I was able to move outside to knit for a while and I took advantage of the great weather out here in Gatlinburg, TN. Just look at how nice it is out here!
MOUNTAINS!!! This Missouri girl doesn't get to see them very often...
After class, I got to have dinner. The knitting class has started sitting together for meal time which is a nice way to swap knitting ideas and stories. All I know is that I need to become more familiar with ravelry and pattern design! Then it was on to the Auditorium where we got to hear lectures from Debra Fritts (a ceramists who uses the figure to tell stories by adding various textures) , Holly Roberts (a collage artist, painter and Teal Wilson's mom), and Adrienne Sloane (the awesome sculptural knitting teacher and artist). After the lectures I peaked in on the natural dye workshop and it looks like they are really making some headway!
Natural dye samples just hanging out. Vicki is down at the end indigo dying.
So tomorrow we will get to use our finished spheres with our fabric stiffener, we may do some more plein air knitting (if weather permits), and finally begin to knit with wire. Now I need to finish knitting this ugly beige colored sphere for tomorrow!

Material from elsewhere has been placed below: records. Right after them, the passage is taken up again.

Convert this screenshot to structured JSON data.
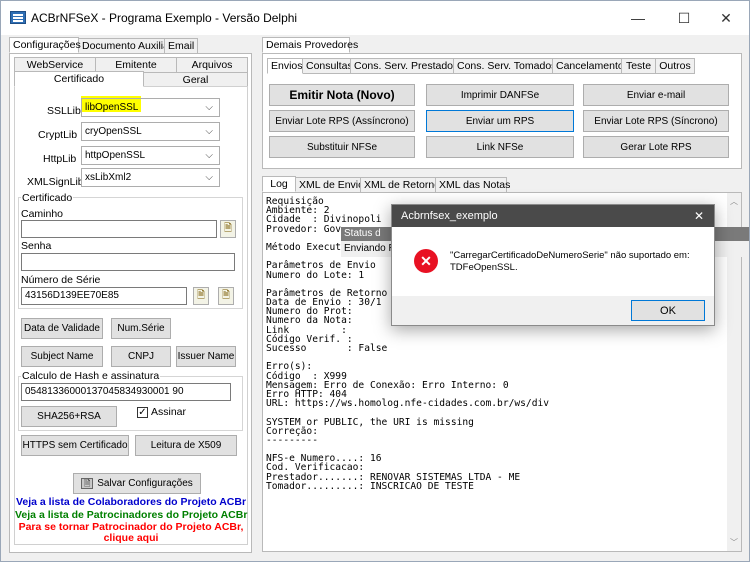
{
  "window": {
    "title": "ACBrNFSeX - Programa Exemplo - Versão Delphi",
    "minimize": "—",
    "maximize": "☐",
    "close": "✕"
  },
  "left_tabs": {
    "row1": [
      "Configurações",
      "Documento Auxiliar",
      "Email"
    ],
    "row2": [
      "WebService",
      "Emitente",
      "Arquivos"
    ],
    "row3": [
      "Certificado",
      "Geral"
    ]
  },
  "libs": [
    {
      "label": "SSLLib",
      "value": "libOpenSSL"
    },
    {
      "label": "CryptLib",
      "value": "cryOpenSSL"
    },
    {
      "label": "HttpLib",
      "value": "httpOpenSSL"
    },
    {
      "label": "XMLSignLib",
      "value": "xsLibXml2"
    }
  ],
  "certificado": {
    "group_title": "Certificado",
    "caminho_label": "Caminho",
    "caminho_value": "",
    "senha_label": "Senha",
    "senha_value": "",
    "serie_label": "Número de Série",
    "serie_value": "43156D139EE70E85"
  },
  "cert_buttons": [
    "Data de Validade",
    "Num.Série",
    "Subject Name",
    "CNPJ",
    "Issuer Name"
  ],
  "hash": {
    "group_title": "Calculo de Hash e assinatura",
    "value": "05481336000137045834930001 90",
    "sha_button": "SHA256+RSA",
    "assinar_label": "Assinar",
    "assinar_checked": "✓"
  },
  "bottom_buttons": [
    "HTTPS sem Certificado",
    "Leitura de X509"
  ],
  "salvar_button": "Salvar Configurações",
  "links": [
    {
      "text": "Veja a lista de Colaboradores do Projeto ACBr",
      "color": "#0000cc"
    },
    {
      "text": "Veja a lista de Patrocinadores do Projeto ACBr",
      "color": "#008000"
    },
    {
      "text": "Para se tornar Patrocinador do Projeto ACBr,",
      "color": "#ff0000"
    },
    {
      "text": "clique aqui",
      "color": "#ff0000"
    }
  ],
  "right_tabs": {
    "top": [
      "Demais Provedores"
    ],
    "main": [
      "Envios",
      "Consultas",
      "Cons. Serv. Prestados",
      "Cons. Serv. Tomados",
      "Cancelamento",
      "Teste",
      "Outros"
    ],
    "log": [
      "Log",
      "XML de Envio",
      "XML de Retorno",
      "XML das Notas"
    ]
  },
  "action_buttons": [
    [
      "Emitir Nota (Novo)",
      "Imprimir DANFSe",
      "Enviar e-mail"
    ],
    [
      "Enviar Lote RPS (Assíncrono)",
      "Enviar um RPS",
      "Enviar Lote RPS (Síncrono)"
    ],
    [
      "Substituir NFSe",
      "Link NFSe",
      "Gerar Lote RPS"
    ]
  ],
  "log_lines": [
    "Requisição",
    "Ambiente: 2",
    "Cidade  : Divinopoli",
    "Provedor: Gov",
    "",
    "Método Execut",
    "",
    "Parâmetros de Envio",
    "Numero do Lote: 1",
    "",
    "Parâmetros de Retorno",
    "Data de Envio : 30/1",
    "Numero do Prot:",
    "Numero da Nota:",
    "Link         :",
    "Código Verif. :",
    "Sucesso       : False",
    "",
    "Erro(s):",
    "Código  : X999",
    "Mensagem: Erro de Conexão: Erro Interno: 0",
    "Erro HTTP: 404",
    "URL: https://ws.homolog.nfe-cidades.com.br/ws/div",
    "",
    "SYSTEM or PUBLIC, the URI is missing",
    "Correção:",
    "---------",
    "",
    "NFS-e Numero....: 16",
    "Cod. Verificacao:",
    "Prestador.......: RENOVAR SISTEMAS LTDA - ME",
    "Tomador.........: INSCRICAO DE TESTE"
  ],
  "status_overlay": {
    "title": "Status d",
    "text": "Enviando R"
  },
  "dialog": {
    "title": "Acbrnfsex_exemplo",
    "close": "✕",
    "message_line1": "\"CarregarCertificadoDeNumeroSerie\" não suportado em:",
    "message_line2": "TDFeOpenSSL.",
    "ok_label": "OK",
    "error_icon": "✕"
  },
  "colors": {
    "highlight": "#ffff00",
    "accent": "#0078d7",
    "error": "#e81123"
  }
}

Monday, July 29, 2013

Arrowmont Summer 2013: Day 2

Today we started our first official full day of sculptural knitting class with Adrienne Sloane! Breakfast was scheduled from 7:30 a.m. to 8:30 a.m., which I skipped for an extra hour of sleep. I really like my sleep, just so you know. Breakfast, or sleep in my case, was then followed by class at 9 a.m. Below is the main building and the building where my knitting class is in this week.

Main Building at Arrwomont, and the building my knitting class is in.

We began class, by experimenting with abnormal linear elements while knitting a sampler. I decided to begin with knitting fabric strips with large knitting needles, then using two different sized knitting needles to knit with. I then experimented with plastic tape, wire, 8-track tape, jute string, toilet paper and much more to get the final sampler below.

Unusual material sampler 1

Here are all the "wacko" samplers from the entire class. So cool right?!?!?!
wacko samplers

After we did samplers with the unusual materials and ate lunch at noon, we then moved on to doing more traditional samplers using worsted weight yarn. We first looked at the structure of knitting at a larger level, and dissected the stitches. A sample of this exercise is below. 

Knit structure sample

Then, we learned how to make a scalloped edges, protrusions, pockets, (intentional) holes, tassels, and ruffles. My textural and semi-broccoli like sample is below. These experiments gave me so many new and fresh ideas of how to create new innovative products for my brand, Collective Individual.

Protrusion Sampler
After dinner at 6 p.m., we all headed to the Auditorium in the main building to hear lectures from the faculty. Tonight's speakers were Sunshine Cobb, a ceramicist who mostly deals with functional objects while working with new textural and design applications on her pots, and Catherine Ellis, who is an unbelievably knowledgeable woman on all things naturally dyed!  The current artists in residence then gave a quick preview on their path leading to their current body of work. The recent (as of Summer 2013) artists in residence are  HP Bloomer (ceramics), Lynn Batchelder (metal), Rachel Garceau (ceramics/sculpture), Tally Locke (wood), and Rena Wood (fiber).

Once the lectures were done, I stopped by the fiber studio to see what the natural dyers were up to. Catherine had a bunch of natural dye books out on a table, so I got to peak through her stash of great books and her personal dye sample! Here is a list of some of the natural dye books I need to get my hands on once I get back home.

- A Dyer's Garden by Rita Buchanan
- Natural Dyes by Cardon Dominique

A page from Block Printing and Dyeing of Bagru, Rajasthan by Bijoy Chandra Mohanty
Tomorrow I have more knitting in store for me, as well as a presentation about current and past inspirational artist in the knit and crochet community. Super excited as always, but I should probably get some sleep...or drift off into pinterest land... :)